Task instructions -
Repeat the listing below in full and exactly, but without its pictures.

Extracted records -
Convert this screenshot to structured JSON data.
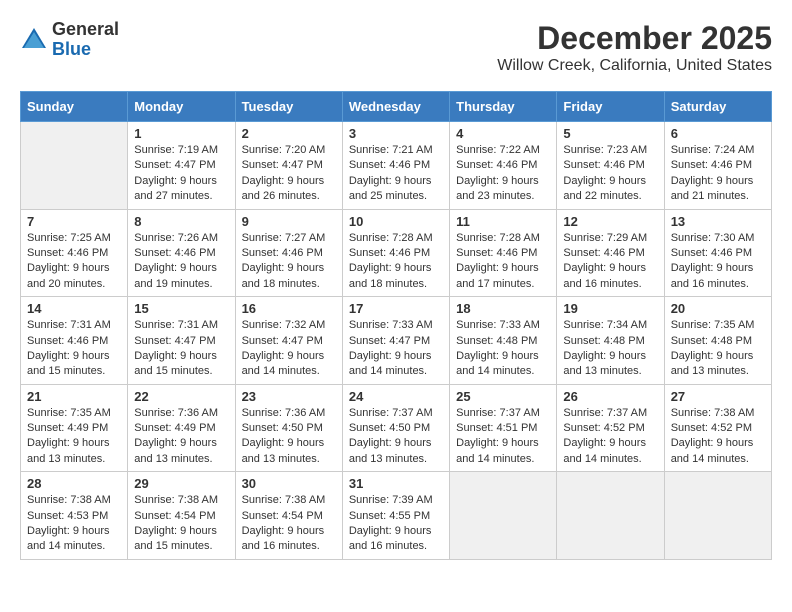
{
  "logo": {
    "general": "General",
    "blue": "Blue"
  },
  "title": "December 2025",
  "location": "Willow Creek, California, United States",
  "days_of_week": [
    "Sunday",
    "Monday",
    "Tuesday",
    "Wednesday",
    "Thursday",
    "Friday",
    "Saturday"
  ],
  "weeks": [
    [
      {
        "num": "",
        "info": ""
      },
      {
        "num": "1",
        "info": "Sunrise: 7:19 AM\nSunset: 4:47 PM\nDaylight: 9 hours\nand 27 minutes."
      },
      {
        "num": "2",
        "info": "Sunrise: 7:20 AM\nSunset: 4:47 PM\nDaylight: 9 hours\nand 26 minutes."
      },
      {
        "num": "3",
        "info": "Sunrise: 7:21 AM\nSunset: 4:46 PM\nDaylight: 9 hours\nand 25 minutes."
      },
      {
        "num": "4",
        "info": "Sunrise: 7:22 AM\nSunset: 4:46 PM\nDaylight: 9 hours\nand 23 minutes."
      },
      {
        "num": "5",
        "info": "Sunrise: 7:23 AM\nSunset: 4:46 PM\nDaylight: 9 hours\nand 22 minutes."
      },
      {
        "num": "6",
        "info": "Sunrise: 7:24 AM\nSunset: 4:46 PM\nDaylight: 9 hours\nand 21 minutes."
      }
    ],
    [
      {
        "num": "7",
        "info": "Sunrise: 7:25 AM\nSunset: 4:46 PM\nDaylight: 9 hours\nand 20 minutes."
      },
      {
        "num": "8",
        "info": "Sunrise: 7:26 AM\nSunset: 4:46 PM\nDaylight: 9 hours\nand 19 minutes."
      },
      {
        "num": "9",
        "info": "Sunrise: 7:27 AM\nSunset: 4:46 PM\nDaylight: 9 hours\nand 18 minutes."
      },
      {
        "num": "10",
        "info": "Sunrise: 7:28 AM\nSunset: 4:46 PM\nDaylight: 9 hours\nand 18 minutes."
      },
      {
        "num": "11",
        "info": "Sunrise: 7:28 AM\nSunset: 4:46 PM\nDaylight: 9 hours\nand 17 minutes."
      },
      {
        "num": "12",
        "info": "Sunrise: 7:29 AM\nSunset: 4:46 PM\nDaylight: 9 hours\nand 16 minutes."
      },
      {
        "num": "13",
        "info": "Sunrise: 7:30 AM\nSunset: 4:46 PM\nDaylight: 9 hours\nand 16 minutes."
      }
    ],
    [
      {
        "num": "14",
        "info": "Sunrise: 7:31 AM\nSunset: 4:46 PM\nDaylight: 9 hours\nand 15 minutes."
      },
      {
        "num": "15",
        "info": "Sunrise: 7:31 AM\nSunset: 4:47 PM\nDaylight: 9 hours\nand 15 minutes."
      },
      {
        "num": "16",
        "info": "Sunrise: 7:32 AM\nSunset: 4:47 PM\nDaylight: 9 hours\nand 14 minutes."
      },
      {
        "num": "17",
        "info": "Sunrise: 7:33 AM\nSunset: 4:47 PM\nDaylight: 9 hours\nand 14 minutes."
      },
      {
        "num": "18",
        "info": "Sunrise: 7:33 AM\nSunset: 4:48 PM\nDaylight: 9 hours\nand 14 minutes."
      },
      {
        "num": "19",
        "info": "Sunrise: 7:34 AM\nSunset: 4:48 PM\nDaylight: 9 hours\nand 13 minutes."
      },
      {
        "num": "20",
        "info": "Sunrise: 7:35 AM\nSunset: 4:48 PM\nDaylight: 9 hours\nand 13 minutes."
      }
    ],
    [
      {
        "num": "21",
        "info": "Sunrise: 7:35 AM\nSunset: 4:49 PM\nDaylight: 9 hours\nand 13 minutes."
      },
      {
        "num": "22",
        "info": "Sunrise: 7:36 AM\nSunset: 4:49 PM\nDaylight: 9 hours\nand 13 minutes."
      },
      {
        "num": "23",
        "info": "Sunrise: 7:36 AM\nSunset: 4:50 PM\nDaylight: 9 hours\nand 13 minutes."
      },
      {
        "num": "24",
        "info": "Sunrise: 7:37 AM\nSunset: 4:50 PM\nDaylight: 9 hours\nand 13 minutes."
      },
      {
        "num": "25",
        "info": "Sunrise: 7:37 AM\nSunset: 4:51 PM\nDaylight: 9 hours\nand 14 minutes."
      },
      {
        "num": "26",
        "info": "Sunrise: 7:37 AM\nSunset: 4:52 PM\nDaylight: 9 hours\nand 14 minutes."
      },
      {
        "num": "27",
        "info": "Sunrise: 7:38 AM\nSunset: 4:52 PM\nDaylight: 9 hours\nand 14 minutes."
      }
    ],
    [
      {
        "num": "28",
        "info": "Sunrise: 7:38 AM\nSunset: 4:53 PM\nDaylight: 9 hours\nand 14 minutes."
      },
      {
        "num": "29",
        "info": "Sunrise: 7:38 AM\nSunset: 4:54 PM\nDaylight: 9 hours\nand 15 minutes."
      },
      {
        "num": "30",
        "info": "Sunrise: 7:38 AM\nSunset: 4:54 PM\nDaylight: 9 hours\nand 16 minutes."
      },
      {
        "num": "31",
        "info": "Sunrise: 7:39 AM\nSunset: 4:55 PM\nDaylight: 9 hours\nand 16 minutes."
      },
      {
        "num": "",
        "info": ""
      },
      {
        "num": "",
        "info": ""
      },
      {
        "num": "",
        "info": ""
      }
    ]
  ]
}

Answer to this exercise -
Convert this screenshot to structured JSON data.
{
  "logo": {
    "general": "General",
    "blue": "Blue"
  },
  "title": "December 2025",
  "location": "Willow Creek, California, United States",
  "days_of_week": [
    "Sunday",
    "Monday",
    "Tuesday",
    "Wednesday",
    "Thursday",
    "Friday",
    "Saturday"
  ],
  "weeks": [
    [
      {
        "num": "",
        "info": ""
      },
      {
        "num": "1",
        "info": "Sunrise: 7:19 AM\nSunset: 4:47 PM\nDaylight: 9 hours\nand 27 minutes."
      },
      {
        "num": "2",
        "info": "Sunrise: 7:20 AM\nSunset: 4:47 PM\nDaylight: 9 hours\nand 26 minutes."
      },
      {
        "num": "3",
        "info": "Sunrise: 7:21 AM\nSunset: 4:46 PM\nDaylight: 9 hours\nand 25 minutes."
      },
      {
        "num": "4",
        "info": "Sunrise: 7:22 AM\nSunset: 4:46 PM\nDaylight: 9 hours\nand 23 minutes."
      },
      {
        "num": "5",
        "info": "Sunrise: 7:23 AM\nSunset: 4:46 PM\nDaylight: 9 hours\nand 22 minutes."
      },
      {
        "num": "6",
        "info": "Sunrise: 7:24 AM\nSunset: 4:46 PM\nDaylight: 9 hours\nand 21 minutes."
      }
    ],
    [
      {
        "num": "7",
        "info": "Sunrise: 7:25 AM\nSunset: 4:46 PM\nDaylight: 9 hours\nand 20 minutes."
      },
      {
        "num": "8",
        "info": "Sunrise: 7:26 AM\nSunset: 4:46 PM\nDaylight: 9 hours\nand 19 minutes."
      },
      {
        "num": "9",
        "info": "Sunrise: 7:27 AM\nSunset: 4:46 PM\nDaylight: 9 hours\nand 18 minutes."
      },
      {
        "num": "10",
        "info": "Sunrise: 7:28 AM\nSunset: 4:46 PM\nDaylight: 9 hours\nand 18 minutes."
      },
      {
        "num": "11",
        "info": "Sunrise: 7:28 AM\nSunset: 4:46 PM\nDaylight: 9 hours\nand 17 minutes."
      },
      {
        "num": "12",
        "info": "Sunrise: 7:29 AM\nSunset: 4:46 PM\nDaylight: 9 hours\nand 16 minutes."
      },
      {
        "num": "13",
        "info": "Sunrise: 7:30 AM\nSunset: 4:46 PM\nDaylight: 9 hours\nand 16 minutes."
      }
    ],
    [
      {
        "num": "14",
        "info": "Sunrise: 7:31 AM\nSunset: 4:46 PM\nDaylight: 9 hours\nand 15 minutes."
      },
      {
        "num": "15",
        "info": "Sunrise: 7:31 AM\nSunset: 4:47 PM\nDaylight: 9 hours\nand 15 minutes."
      },
      {
        "num": "16",
        "info": "Sunrise: 7:32 AM\nSunset: 4:47 PM\nDaylight: 9 hours\nand 14 minutes."
      },
      {
        "num": "17",
        "info": "Sunrise: 7:33 AM\nSunset: 4:47 PM\nDaylight: 9 hours\nand 14 minutes."
      },
      {
        "num": "18",
        "info": "Sunrise: 7:33 AM\nSunset: 4:48 PM\nDaylight: 9 hours\nand 14 minutes."
      },
      {
        "num": "19",
        "info": "Sunrise: 7:34 AM\nSunset: 4:48 PM\nDaylight: 9 hours\nand 13 minutes."
      },
      {
        "num": "20",
        "info": "Sunrise: 7:35 AM\nSunset: 4:48 PM\nDaylight: 9 hours\nand 13 minutes."
      }
    ],
    [
      {
        "num": "21",
        "info": "Sunrise: 7:35 AM\nSunset: 4:49 PM\nDaylight: 9 hours\nand 13 minutes."
      },
      {
        "num": "22",
        "info": "Sunrise: 7:36 AM\nSunset: 4:49 PM\nDaylight: 9 hours\nand 13 minutes."
      },
      {
        "num": "23",
        "info": "Sunrise: 7:36 AM\nSunset: 4:50 PM\nDaylight: 9 hours\nand 13 minutes."
      },
      {
        "num": "24",
        "info": "Sunrise: 7:37 AM\nSunset: 4:50 PM\nDaylight: 9 hours\nand 13 minutes."
      },
      {
        "num": "25",
        "info": "Sunrise: 7:37 AM\nSunset: 4:51 PM\nDaylight: 9 hours\nand 14 minutes."
      },
      {
        "num": "26",
        "info": "Sunrise: 7:37 AM\nSunset: 4:52 PM\nDaylight: 9 hours\nand 14 minutes."
      },
      {
        "num": "27",
        "info": "Sunrise: 7:38 AM\nSunset: 4:52 PM\nDaylight: 9 hours\nand 14 minutes."
      }
    ],
    [
      {
        "num": "28",
        "info": "Sunrise: 7:38 AM\nSunset: 4:53 PM\nDaylight: 9 hours\nand 14 minutes."
      },
      {
        "num": "29",
        "info": "Sunrise: 7:38 AM\nSunset: 4:54 PM\nDaylight: 9 hours\nand 15 minutes."
      },
      {
        "num": "30",
        "info": "Sunrise: 7:38 AM\nSunset: 4:54 PM\nDaylight: 9 hours\nand 16 minutes."
      },
      {
        "num": "31",
        "info": "Sunrise: 7:39 AM\nSunset: 4:55 PM\nDaylight: 9 hours\nand 16 minutes."
      },
      {
        "num": "",
        "info": ""
      },
      {
        "num": "",
        "info": ""
      },
      {
        "num": "",
        "info": ""
      }
    ]
  ]
}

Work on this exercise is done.